Wherever the listing has a line with the string "dark", copy that line out.

**Material to process:**
________
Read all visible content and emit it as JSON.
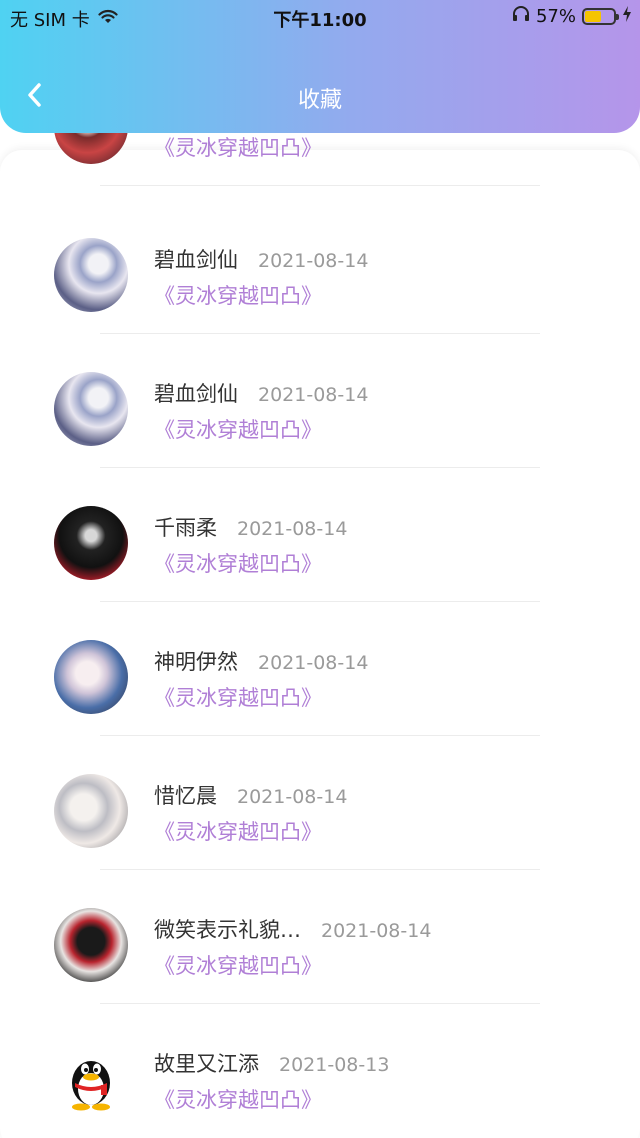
{
  "status_bar": {
    "carrier": "无 SIM 卡",
    "time": "下午11:00",
    "battery_percent": "57%",
    "battery_level": 0.57
  },
  "nav": {
    "title": "收藏",
    "back_icon": "chevron-left-icon"
  },
  "colors": {
    "header_gradient": [
      "#4fd2f2",
      "#93aaee",
      "#b595ea"
    ],
    "book_title": "#b07fd6",
    "date_text": "#9a9a9a"
  },
  "favorites": [
    {
      "name": "",
      "date": "",
      "book": "《灵冰穿越凹凸》",
      "avatar": "anime-girl-red"
    },
    {
      "name": "碧血剑仙",
      "date": "2021-08-14",
      "book": "《灵冰穿越凹凸》",
      "avatar": "anime-white-hair"
    },
    {
      "name": "碧血剑仙",
      "date": "2021-08-14",
      "book": "《灵冰穿越凹凸》",
      "avatar": "anime-white-hair"
    },
    {
      "name": "千雨柔",
      "date": "2021-08-14",
      "book": "《灵冰穿越凹凸》",
      "avatar": "anime-dark-sword"
    },
    {
      "name": "神明伊然",
      "date": "2021-08-14",
      "book": "《灵冰穿越凹凸》",
      "avatar": "anime-flowers"
    },
    {
      "name": "惜忆晨",
      "date": "2021-08-14",
      "book": "《灵冰穿越凹凸》",
      "avatar": "anime-silver-boy"
    },
    {
      "name": "微笑表示礼貌…",
      "date": "2021-08-14",
      "book": "《灵冰穿越凹凸》",
      "avatar": "anime-dark-figure"
    },
    {
      "name": "故里又江添",
      "date": "2021-08-13",
      "book": "《灵冰穿越凹凸》",
      "avatar": "qq-penguin"
    }
  ]
}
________
**Solved exercise:**
      "avatar": "anime-dark-sword"
      "avatar": "anime-dark-figure"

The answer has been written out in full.